→ **Task objective**:
Number of lines below with the word "JSON": state it and write nothing more.

→ **Provided information**:
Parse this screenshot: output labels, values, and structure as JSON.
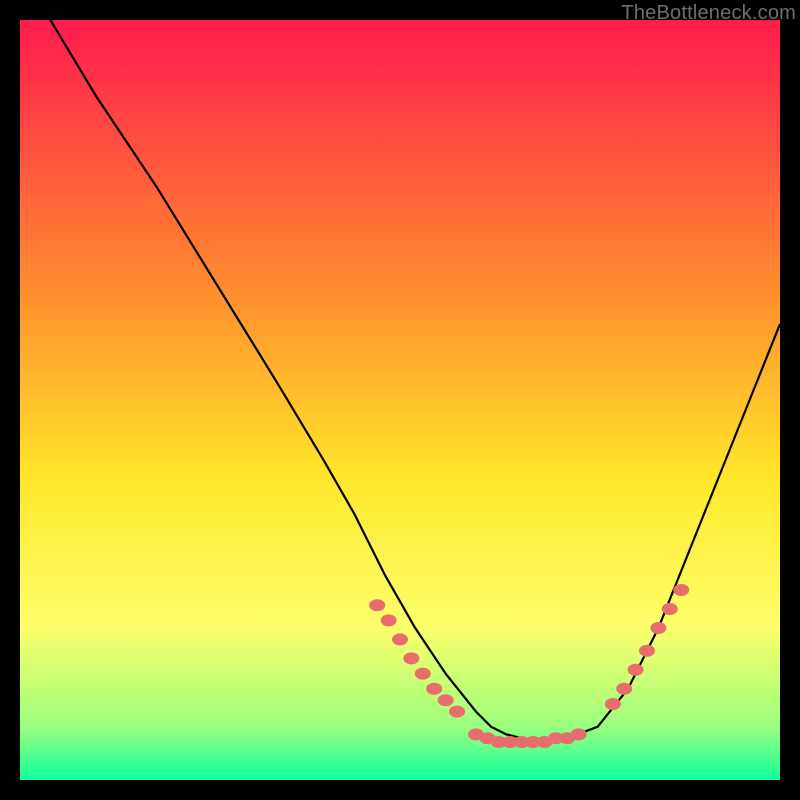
{
  "watermark": "TheBottleneck.com",
  "colors": {
    "gradient_top": "#ff1b4e",
    "gradient_mid1": "#ff8b2e",
    "gradient_mid2": "#ffe62a",
    "gradient_mid3": "#fdff6b",
    "gradient_bottom_band": "#9bff7f",
    "gradient_bottom": "#10ff9e",
    "curve": "#000000",
    "dots": "#e86d6d",
    "watermark": "#6e6e6e"
  },
  "chart_data": {
    "type": "line",
    "title": "",
    "xlabel": "",
    "ylabel": "",
    "xlim": [
      0,
      100
    ],
    "ylim": [
      0,
      100
    ],
    "grid": false,
    "legend": false,
    "series": [
      {
        "name": "curve",
        "x": [
          4,
          10,
          18,
          26,
          34,
          40,
          44,
          48,
          52,
          56,
          60,
          62,
          63,
          64,
          68,
          72,
          76,
          80,
          84,
          88,
          92,
          96,
          100
        ],
        "y": [
          100,
          90,
          78,
          65,
          52,
          42,
          35,
          27,
          20,
          14,
          9,
          7,
          6.5,
          6,
          5,
          5.5,
          7,
          12,
          20,
          30,
          40,
          50,
          60
        ]
      }
    ],
    "scatter": [
      {
        "name": "left-cluster-dots",
        "x": [
          47,
          48.5,
          50,
          51.5,
          53,
          54.5,
          56,
          57.5
        ],
        "y": [
          23,
          21,
          18.5,
          16,
          14,
          12,
          10.5,
          9
        ]
      },
      {
        "name": "valley-dots",
        "x": [
          60,
          61.5,
          63,
          64.5,
          66,
          67.5,
          69,
          70.5,
          72,
          73.5
        ],
        "y": [
          6,
          5.5,
          5,
          5,
          5,
          5,
          5,
          5.5,
          5.5,
          6
        ]
      },
      {
        "name": "right-cluster-dots",
        "x": [
          78,
          79.5,
          81,
          82.5,
          84,
          85.5,
          87
        ],
        "y": [
          10,
          12,
          14.5,
          17,
          20,
          22.5,
          25
        ]
      }
    ]
  }
}
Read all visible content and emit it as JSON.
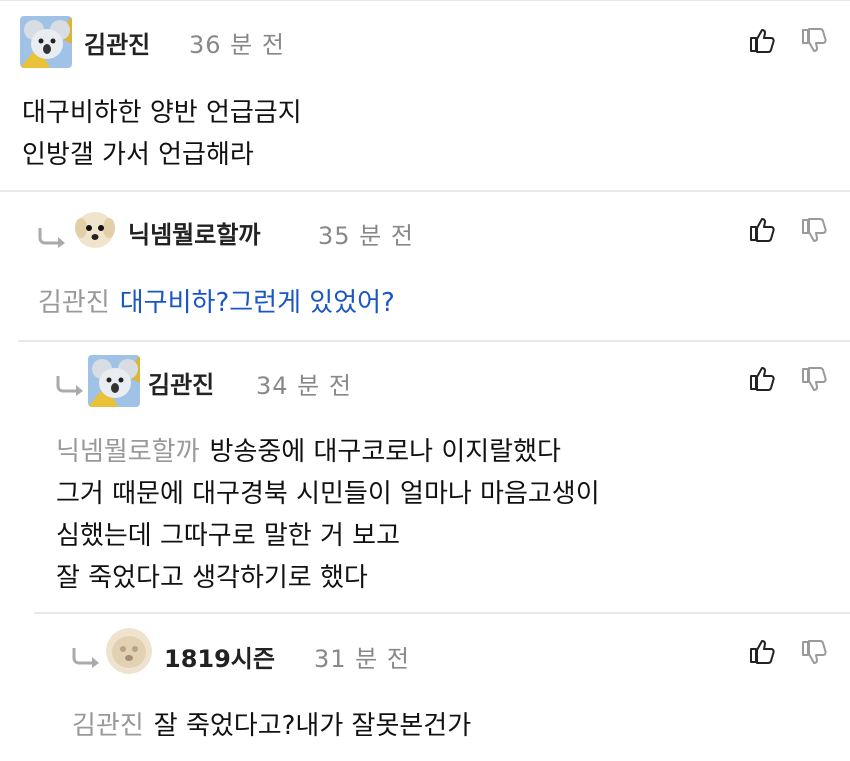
{
  "comments": [
    {
      "author": "김관진",
      "time": "36 분 전",
      "lines": [
        "대구비하한 양반 언급금지",
        "인방갤 가서 언급해라"
      ]
    },
    {
      "author": "닉넴뭘로할까",
      "time": "35 분 전",
      "mention": "김관진",
      "lines": [
        "대구비하?그런게 있었어?"
      ]
    },
    {
      "author": "김관진",
      "time": "34 분 전",
      "mention": "닉넴뭘로할까",
      "lines": [
        "방송중에 대구코로나 이지랄했다",
        "그거 때문에 대구경북 시민들이 얼마나 마음고생이",
        "심했는데 그따구로 말한 거 보고",
        "잘 죽었다고 생각하기로 했다"
      ]
    },
    {
      "author": "1819시즌",
      "time": "31 분 전",
      "mention": "김관진",
      "lines": [
        "잘 죽었다고?내가 잘못본건가"
      ]
    }
  ],
  "icons": {
    "like": "thumbs-up-icon",
    "dislike": "thumbs-down-icon",
    "reply": "reply-arrow-icon"
  },
  "colors": {
    "highlight": "#1a56c4",
    "muted": "#888888"
  }
}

→ **Response for this exercise**:
2